| What is expected |
Write the listing out once more, with every line exactly as it stands.

| Input data |
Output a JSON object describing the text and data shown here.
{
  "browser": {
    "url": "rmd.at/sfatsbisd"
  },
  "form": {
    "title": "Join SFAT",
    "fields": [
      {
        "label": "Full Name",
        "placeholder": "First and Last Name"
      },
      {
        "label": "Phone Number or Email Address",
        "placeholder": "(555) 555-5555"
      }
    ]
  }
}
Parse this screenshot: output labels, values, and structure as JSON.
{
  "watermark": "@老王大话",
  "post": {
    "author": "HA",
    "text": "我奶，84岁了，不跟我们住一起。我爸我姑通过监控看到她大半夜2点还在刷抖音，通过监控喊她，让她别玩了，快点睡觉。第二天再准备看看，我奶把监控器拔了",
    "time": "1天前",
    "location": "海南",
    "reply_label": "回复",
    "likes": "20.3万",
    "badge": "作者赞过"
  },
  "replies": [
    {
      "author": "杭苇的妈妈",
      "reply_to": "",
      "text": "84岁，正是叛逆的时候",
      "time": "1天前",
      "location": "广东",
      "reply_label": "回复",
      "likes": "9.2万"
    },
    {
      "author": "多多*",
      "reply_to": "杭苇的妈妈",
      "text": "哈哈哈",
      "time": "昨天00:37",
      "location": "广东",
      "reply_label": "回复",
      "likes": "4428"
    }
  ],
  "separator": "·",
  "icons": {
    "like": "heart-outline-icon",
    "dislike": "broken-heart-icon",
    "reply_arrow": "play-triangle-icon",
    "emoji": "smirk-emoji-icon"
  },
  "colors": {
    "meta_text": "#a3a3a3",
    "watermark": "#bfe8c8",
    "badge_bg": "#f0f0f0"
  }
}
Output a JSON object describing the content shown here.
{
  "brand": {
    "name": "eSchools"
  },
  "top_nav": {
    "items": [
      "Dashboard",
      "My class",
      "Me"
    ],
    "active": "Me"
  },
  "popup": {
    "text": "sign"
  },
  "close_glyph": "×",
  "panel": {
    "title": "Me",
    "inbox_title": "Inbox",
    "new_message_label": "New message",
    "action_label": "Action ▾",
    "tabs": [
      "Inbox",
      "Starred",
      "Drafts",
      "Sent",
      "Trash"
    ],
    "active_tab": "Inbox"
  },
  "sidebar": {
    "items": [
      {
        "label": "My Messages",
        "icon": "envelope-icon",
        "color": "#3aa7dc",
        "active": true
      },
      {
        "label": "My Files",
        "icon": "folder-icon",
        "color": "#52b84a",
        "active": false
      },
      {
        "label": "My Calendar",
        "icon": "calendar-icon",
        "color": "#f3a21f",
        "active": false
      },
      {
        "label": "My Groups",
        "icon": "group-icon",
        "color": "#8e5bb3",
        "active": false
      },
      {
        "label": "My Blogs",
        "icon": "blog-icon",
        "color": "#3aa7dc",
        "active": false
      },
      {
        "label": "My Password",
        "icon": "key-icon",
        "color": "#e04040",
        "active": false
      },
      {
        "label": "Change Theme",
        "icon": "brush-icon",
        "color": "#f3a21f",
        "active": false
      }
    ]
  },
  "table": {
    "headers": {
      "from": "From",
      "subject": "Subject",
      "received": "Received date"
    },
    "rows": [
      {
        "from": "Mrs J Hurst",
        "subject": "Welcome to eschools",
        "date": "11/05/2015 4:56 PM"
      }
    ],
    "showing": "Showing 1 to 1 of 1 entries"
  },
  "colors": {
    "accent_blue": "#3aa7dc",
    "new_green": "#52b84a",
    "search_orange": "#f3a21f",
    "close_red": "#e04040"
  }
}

| Expected output |
Output a JSON object describing the text and data shown here.
{
  "browser": {
    "url": "rmd.at/sfatsbisd"
  },
  "form": {
    "title": "Join SFAT",
    "fields": [
      {
        "label": "Full Name",
        "placeholder": "First and Last Name"
      },
      {
        "label": "Phone Number or Email Address",
        "placeholder": "(555) 555-5555"
      }
    ]
  }
}
Parse this screenshot: output labels, values, and structure as JSON.
{
  "watermark": "@老王大话",
  "post": {
    "author": "HA",
    "text": "我奶，84岁了，不跟我们住一起。我爸我姑通过监控看到她大半夜2点还在刷抖音，通过监控喊她，让她别玩了，快点睡觉。第二天再准备看看，我奶把监控器拔了",
    "time": "1天前",
    "location": "海南",
    "reply_label": "回复",
    "likes": "20.3万",
    "badge": "作者赞过"
  },
  "replies": [
    {
      "author": "杭苇的妈妈",
      "reply_to": "",
      "text": "84岁，正是叛逆的时候",
      "time": "1天前",
      "location": "广东",
      "reply_label": "回复",
      "likes": "9.2万"
    },
    {
      "author": "多多*",
      "reply_to": "杭苇的妈妈",
      "text": "哈哈哈",
      "time": "昨天00:37",
      "location": "广东",
      "reply_label": "回复",
      "likes": "4428"
    }
  ],
  "separator": "·",
  "icons": {
    "like": "heart-outline-icon",
    "dislike": "broken-heart-icon",
    "reply_arrow": "play-triangle-icon",
    "emoji": "smirk-emoji-icon"
  },
  "colors": {
    "meta_text": "#a3a3a3",
    "watermark": "#bfe8c8",
    "badge_bg": "#f0f0f0"
  }
}
Output a JSON object describing the content shown here.
{
  "brand": {
    "name": "eSchools"
  },
  "top_nav": {
    "items": [
      "Dashboard",
      "My class",
      "Me"
    ],
    "active": "Me"
  },
  "popup": {
    "text": "sign"
  },
  "close_glyph": "×",
  "panel": {
    "title": "Me",
    "inbox_title": "Inbox",
    "new_message_label": "New message",
    "action_label": "Action ▾",
    "tabs": [
      "Inbox",
      "Starred",
      "Drafts",
      "Sent",
      "Trash"
    ],
    "active_tab": "Inbox"
  },
  "sidebar": {
    "items": [
      {
        "label": "My Messages",
        "icon": "envelope-icon",
        "color": "#3aa7dc",
        "active": true
      },
      {
        "label": "My Files",
        "icon": "folder-icon",
        "color": "#52b84a",
        "active": false
      },
      {
        "label": "My Calendar",
        "icon": "calendar-icon",
        "color": "#f3a21f",
        "active": false
      },
      {
        "label": "My Groups",
        "icon": "group-icon",
        "color": "#8e5bb3",
        "active": false
      },
      {
        "label": "My Blogs",
        "icon": "blog-icon",
        "color": "#3aa7dc",
        "active": false
      },
      {
        "label": "My Password",
        "icon": "key-icon",
        "color": "#e04040",
        "active": false
      },
      {
        "label": "Change Theme",
        "icon": "brush-icon",
        "color": "#f3a21f",
        "active": false
      }
    ]
  },
  "table": {
    "headers": {
      "from": "From",
      "subject": "Subject",
      "received": "Received date"
    },
    "rows": [
      {
        "from": "Mrs J Hurst",
        "subject": "Welcome to eschools",
        "date": "11/05/2015 4:56 PM"
      }
    ],
    "showing": "Showing 1 to 1 of 1 entries"
  },
  "colors": {
    "accent_blue": "#3aa7dc",
    "new_green": "#52b84a",
    "search_orange": "#f3a21f",
    "close_red": "#e04040"
  }
}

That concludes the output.